While the outdoors was a great love of hers, Bottinger was equally devoted to seeing students succeed in the classroom.

“She really valued education,” said Judy Couture, who chose to study and teach physical education because of Bottinger’s influence.

“It was important that everyone she was involved with was well-rounded.”

Couture played basketball at Stevens for Bottinger and said college was not on her radar during her senior year. Her mother had died when she was younger, leaving Couture busy helping at home with her father and three brothers and there was not a lot of money.

“ ‘Yes, you are,’ ” Couture recalled Bottinger telling her about going to college. “ ‘I am bringing you down to Keene. You can do this.’ ” Couture said Bottinger went so far as to fill out the application for her.

“She saw in you what you didn’t see in yourself.
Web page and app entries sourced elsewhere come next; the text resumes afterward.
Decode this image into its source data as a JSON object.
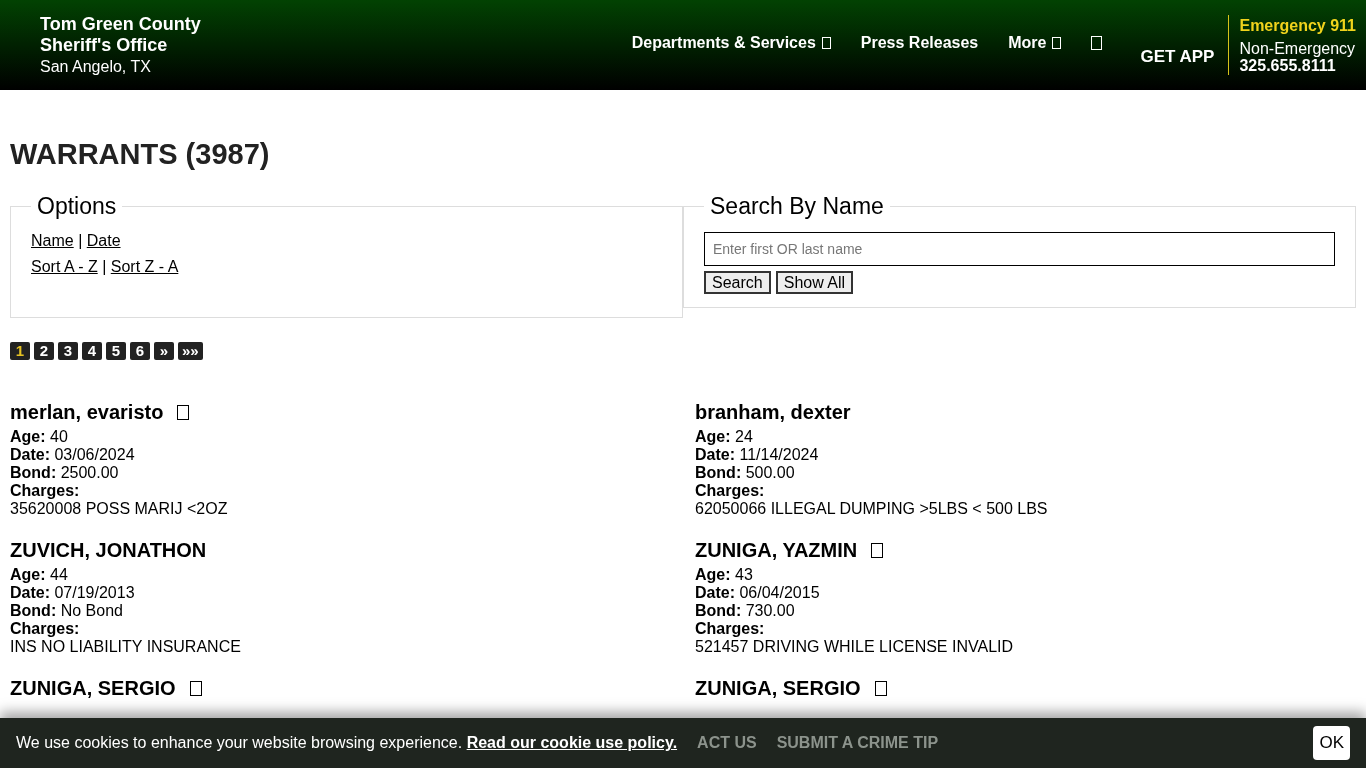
{
  "header": {
    "title_lines": [
      "Tom Green County",
      "Sheriff's Office"
    ],
    "location": "San Angelo, TX",
    "nav": [
      {
        "label": "Departments & Services",
        "icon": true
      },
      {
        "label": "Press Releases",
        "icon": false
      },
      {
        "label": "More",
        "icon": true
      }
    ],
    "get_app": "GET APP",
    "emergency": "Emergency 911",
    "non_emergency": "Non-Emergency",
    "phone": "325.655.8111"
  },
  "page_title": "WARRANTS (3987)",
  "options": {
    "legend": "Options",
    "rows": [
      [
        "Name",
        "Date"
      ],
      [
        "Sort A - Z",
        "Sort Z - A"
      ]
    ],
    "separator": "|"
  },
  "search": {
    "legend": "Search By Name",
    "placeholder": "Enter first OR last name",
    "buttons": [
      "Search",
      "Show All"
    ]
  },
  "pagination": [
    {
      "label": "1",
      "selected": true
    },
    {
      "label": "2",
      "selected": false
    },
    {
      "label": "3",
      "selected": false
    },
    {
      "label": "4",
      "selected": false
    },
    {
      "label": "5",
      "selected": false
    },
    {
      "label": "6",
      "selected": false
    },
    {
      "label": "»",
      "selected": false
    },
    {
      "label": "»»",
      "selected": false
    }
  ],
  "columns": [
    [
      {
        "name": "merlan, evaristo",
        "icon": true,
        "details": [
          [
            "Age:",
            "40"
          ],
          [
            "Date:",
            "03/06/2024"
          ],
          [
            "Bond:",
            "2500.00"
          ]
        ],
        "charges_label": "Charges:",
        "charges": "35620008 POSS MARIJ <2OZ"
      },
      {
        "name": "ZUVICH, JONATHON",
        "icon": false,
        "details": [
          [
            "Age:",
            "44"
          ],
          [
            "Date:",
            "07/19/2013"
          ],
          [
            "Bond:",
            "No Bond"
          ]
        ],
        "charges_label": "Charges:",
        "charges": "INS NO LIABILITY INSURANCE"
      },
      {
        "name": "ZUNIGA, SERGIO",
        "icon": true
      }
    ],
    [
      {
        "name": "branham, dexter",
        "icon": false,
        "details": [
          [
            "Age:",
            "24"
          ],
          [
            "Date:",
            "11/14/2024"
          ],
          [
            "Bond:",
            "500.00"
          ]
        ],
        "charges_label": "Charges:",
        "charges": "62050066 ILLEGAL DUMPING >5LBS < 500 LBS"
      },
      {
        "name": "ZUNIGA, YAZMIN",
        "icon": true,
        "details": [
          [
            "Age:",
            "43"
          ],
          [
            "Date:",
            "06/04/2015"
          ],
          [
            "Bond:",
            "730.00"
          ]
        ],
        "charges_label": "Charges:",
        "charges": "521457 DRIVING WHILE LICENSE INVALID"
      },
      {
        "name": "ZUNIGA, SERGIO",
        "icon": true
      }
    ]
  ],
  "footer_links": [
    "ACT US",
    "SUBMIT A CRIME TIP"
  ],
  "cookie": {
    "text": "We use cookies to enhance your website browsing experience.",
    "link": "Read our cookie use policy.",
    "button": "OK"
  }
}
Her belief in me made me think that I could at least do as much.”

Bottinger’s influence and respect extended to staff as well.

Paul Couture, Judy’s husband, was teaching at the Claremont Middle School in the late 1990s when he was encouraged by then-superintendent Bob Patterson to pursue administration in the district. Eventually he applied for the assistant principal’s job at Stevens under Bottinger.

“With an offer to work with her, I could not turn that down. I remember her for being a strong positive person,” he said. “I’m not sure I would have taken the job were it not for Karol Bottinger.”

Sugar River Valley Technical Center teacher Scott Pope said fairness defined Bottinger, with students and teachers.

“She was probably the fairest person I’ve ever worked for,” said Pope. “She disciplined students but was always fair. When she helped them with a problem she always helped them to do better. And she sure was dedicated to Stevens.”

Outside of her career in education, Bottinger served as a First Aid and CPR instructor trainer for the Sullivan County Chapter of the American Red Cross and volunteered at New London Hospital.

Whether canoeing the Allagash, backpacking in the White Mountains or serving as a principal or teacher, Bottinger’s interest and devotion to seeing students improve themselves inside and outside the classroom never waned.

“Karol was just an amazing person, teacher and advocate for kids. She was everything you would expect in a teacher; someone who really cared,” said Torrey Greene.

Patrick O’Grady can be reached at ogrady56@yahoo.com.